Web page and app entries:

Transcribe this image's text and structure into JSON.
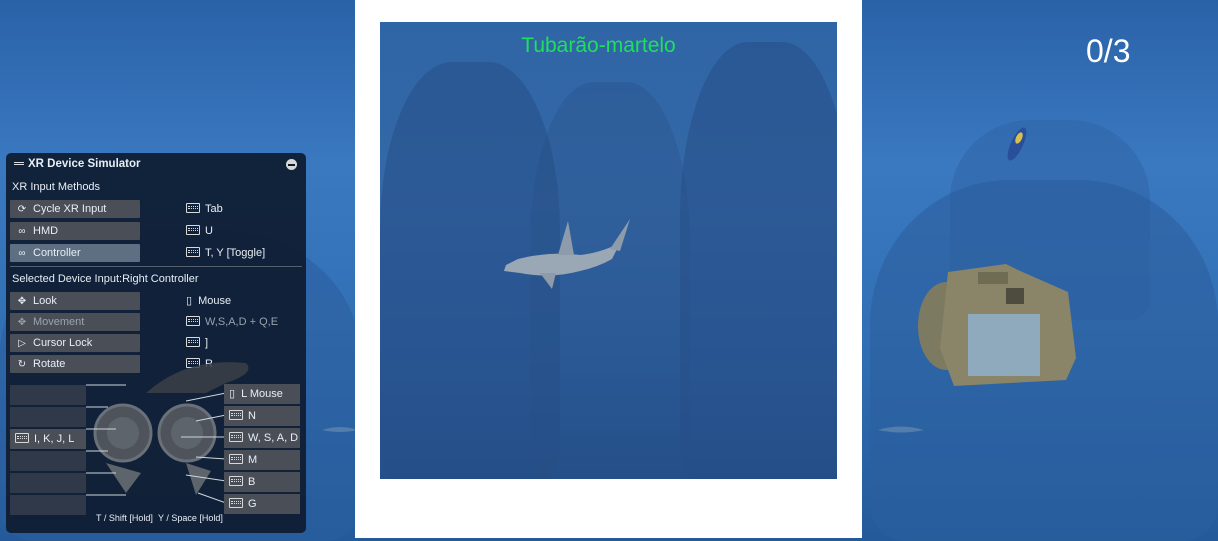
{
  "hud": {
    "species_label": "Tubarão-martelo",
    "counter": "0/3"
  },
  "xr_simulator": {
    "title": "XR Device Simulator",
    "input_methods_heading": "XR Input Methods",
    "input_methods": [
      {
        "label": "Cycle XR Input",
        "key": "Tab",
        "icon": "cycle-icon"
      },
      {
        "label": "HMD",
        "key": "U",
        "icon": "vr-headset-icon"
      },
      {
        "label": "Controller",
        "key": "T, Y [Toggle]",
        "icon": "vr-headset-icon"
      }
    ],
    "selected_device_heading": "Selected Device Input:Right Controller",
    "device_inputs": [
      {
        "label": "Look",
        "key": "Mouse",
        "icon": "move-arrows-icon",
        "key_icon": "mouse-icon"
      },
      {
        "label": "Movement",
        "key": "W,S,A,D + Q,E",
        "icon": "move-arrows-icon",
        "key_icon": "keyboard-icon"
      },
      {
        "label": "Cursor Lock",
        "key": "]",
        "icon": "cursor-icon",
        "key_icon": "keyboard-icon"
      },
      {
        "label": "Rotate",
        "key": "R",
        "icon": "rotate-icon",
        "key_icon": "keyboard-icon"
      }
    ],
    "left_controller_keys": [
      "",
      "",
      "I, K, J, L",
      "",
      "",
      ""
    ],
    "right_controller_keys": [
      {
        "key": "L Mouse",
        "icon": "mouse-icon"
      },
      {
        "key": "N",
        "icon": "keyboard-icon"
      },
      {
        "key": "W, S, A, D",
        "icon": "keyboard-icon"
      },
      {
        "key": "M",
        "icon": "keyboard-icon"
      },
      {
        "key": "B",
        "icon": "keyboard-icon"
      },
      {
        "key": "G",
        "icon": "keyboard-icon"
      }
    ],
    "footer_left": "T / Shift [Hold]",
    "footer_right": "Y / Space [Hold]"
  },
  "colors": {
    "species_label": "#1ee05a",
    "water": "#3a78c0",
    "panel_bg": "#0e1c30",
    "button_bg": "#4a4f57"
  }
}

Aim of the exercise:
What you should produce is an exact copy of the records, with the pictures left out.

Exercise answer:
Transcribe this image's text and structure into JSON.
{
  "hud": {
    "species_label": "Tubarão-martelo",
    "counter": "0/3"
  },
  "xr_simulator": {
    "title": "XR Device Simulator",
    "input_methods_heading": "XR Input Methods",
    "input_methods": [
      {
        "label": "Cycle XR Input",
        "key": "Tab",
        "icon": "cycle-icon"
      },
      {
        "label": "HMD",
        "key": "U",
        "icon": "vr-headset-icon"
      },
      {
        "label": "Controller",
        "key": "T, Y [Toggle]",
        "icon": "vr-headset-icon"
      }
    ],
    "selected_device_heading": "Selected Device Input:Right Controller",
    "device_inputs": [
      {
        "label": "Look",
        "key": "Mouse",
        "icon": "move-arrows-icon",
        "key_icon": "mouse-icon"
      },
      {
        "label": "Movement",
        "key": "W,S,A,D + Q,E",
        "icon": "move-arrows-icon",
        "key_icon": "keyboard-icon"
      },
      {
        "label": "Cursor Lock",
        "key": "]",
        "icon": "cursor-icon",
        "key_icon": "keyboard-icon"
      },
      {
        "label": "Rotate",
        "key": "R",
        "icon": "rotate-icon",
        "key_icon": "keyboard-icon"
      }
    ],
    "left_controller_keys": [
      "",
      "",
      "I, K, J, L",
      "",
      "",
      ""
    ],
    "right_controller_keys": [
      {
        "key": "L Mouse",
        "icon": "mouse-icon"
      },
      {
        "key": "N",
        "icon": "keyboard-icon"
      },
      {
        "key": "W, S, A, D",
        "icon": "keyboard-icon"
      },
      {
        "key": "M",
        "icon": "keyboard-icon"
      },
      {
        "key": "B",
        "icon": "keyboard-icon"
      },
      {
        "key": "G",
        "icon": "keyboard-icon"
      }
    ],
    "footer_left": "T / Shift [Hold]",
    "footer_right": "Y / Space [Hold]"
  },
  "colors": {
    "species_label": "#1ee05a",
    "water": "#3a78c0",
    "panel_bg": "#0e1c30",
    "button_bg": "#4a4f57"
  }
}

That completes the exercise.